*Exercise aim:* If a line of the listing contains the string "this", return that line.

• • • • • • •

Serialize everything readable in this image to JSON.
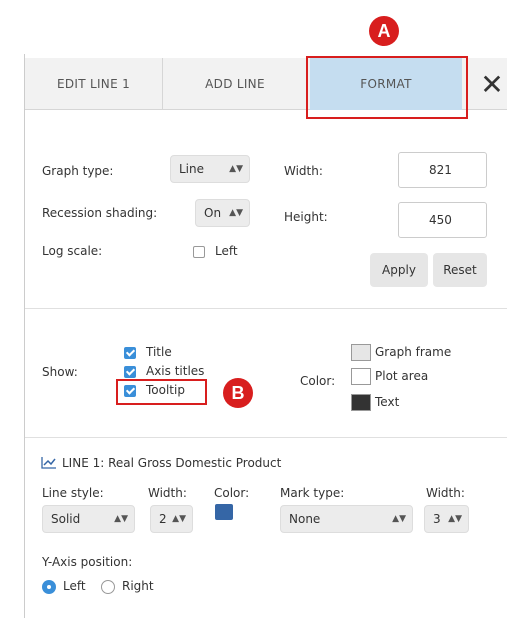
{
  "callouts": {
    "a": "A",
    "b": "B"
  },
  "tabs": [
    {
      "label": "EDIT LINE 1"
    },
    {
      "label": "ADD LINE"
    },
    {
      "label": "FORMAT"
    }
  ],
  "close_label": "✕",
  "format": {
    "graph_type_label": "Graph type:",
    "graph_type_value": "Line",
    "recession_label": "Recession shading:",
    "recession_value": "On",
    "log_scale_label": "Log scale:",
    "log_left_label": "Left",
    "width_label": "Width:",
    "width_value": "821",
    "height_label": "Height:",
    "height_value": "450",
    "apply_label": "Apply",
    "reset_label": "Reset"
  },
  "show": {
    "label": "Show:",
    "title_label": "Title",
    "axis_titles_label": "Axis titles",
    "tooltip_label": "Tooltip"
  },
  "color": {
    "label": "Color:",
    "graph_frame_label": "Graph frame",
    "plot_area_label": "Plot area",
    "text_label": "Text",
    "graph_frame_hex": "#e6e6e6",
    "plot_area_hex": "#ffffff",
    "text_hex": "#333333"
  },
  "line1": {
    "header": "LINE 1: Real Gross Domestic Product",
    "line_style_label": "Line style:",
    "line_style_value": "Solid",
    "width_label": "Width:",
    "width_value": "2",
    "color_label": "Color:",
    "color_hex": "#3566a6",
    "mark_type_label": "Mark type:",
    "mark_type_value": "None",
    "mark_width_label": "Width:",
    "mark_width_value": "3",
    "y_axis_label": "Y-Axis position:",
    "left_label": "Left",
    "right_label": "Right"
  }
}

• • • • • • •

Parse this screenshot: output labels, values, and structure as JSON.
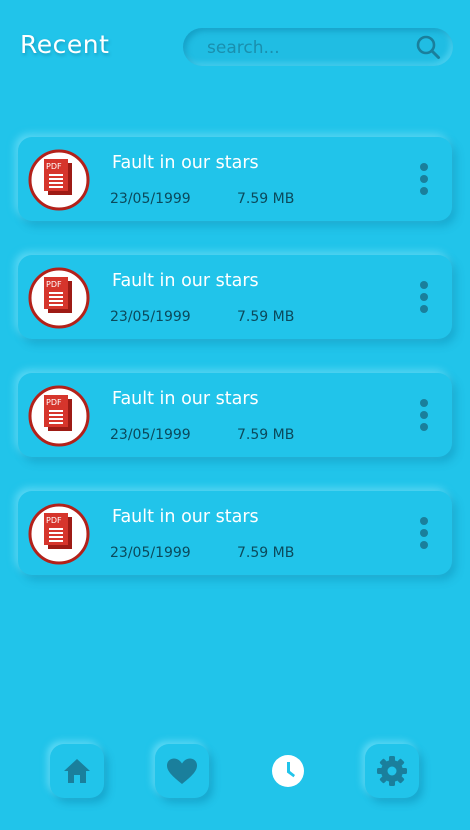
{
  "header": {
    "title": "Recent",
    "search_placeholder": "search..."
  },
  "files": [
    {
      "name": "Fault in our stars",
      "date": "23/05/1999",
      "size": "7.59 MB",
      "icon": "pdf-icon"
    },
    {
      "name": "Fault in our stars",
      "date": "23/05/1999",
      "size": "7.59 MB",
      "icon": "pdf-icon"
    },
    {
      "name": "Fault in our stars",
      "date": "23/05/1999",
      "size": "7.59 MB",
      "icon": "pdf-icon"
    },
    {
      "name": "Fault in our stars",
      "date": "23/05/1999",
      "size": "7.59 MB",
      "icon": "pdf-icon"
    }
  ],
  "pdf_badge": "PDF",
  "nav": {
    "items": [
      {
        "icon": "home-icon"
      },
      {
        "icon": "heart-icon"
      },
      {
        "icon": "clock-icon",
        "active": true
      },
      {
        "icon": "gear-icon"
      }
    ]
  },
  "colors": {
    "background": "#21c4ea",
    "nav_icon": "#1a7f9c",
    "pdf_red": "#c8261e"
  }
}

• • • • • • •

*Answer:*
Serialize everything readable in this image to JSON.
Parse this screenshot: output labels, values, and structure as JSON.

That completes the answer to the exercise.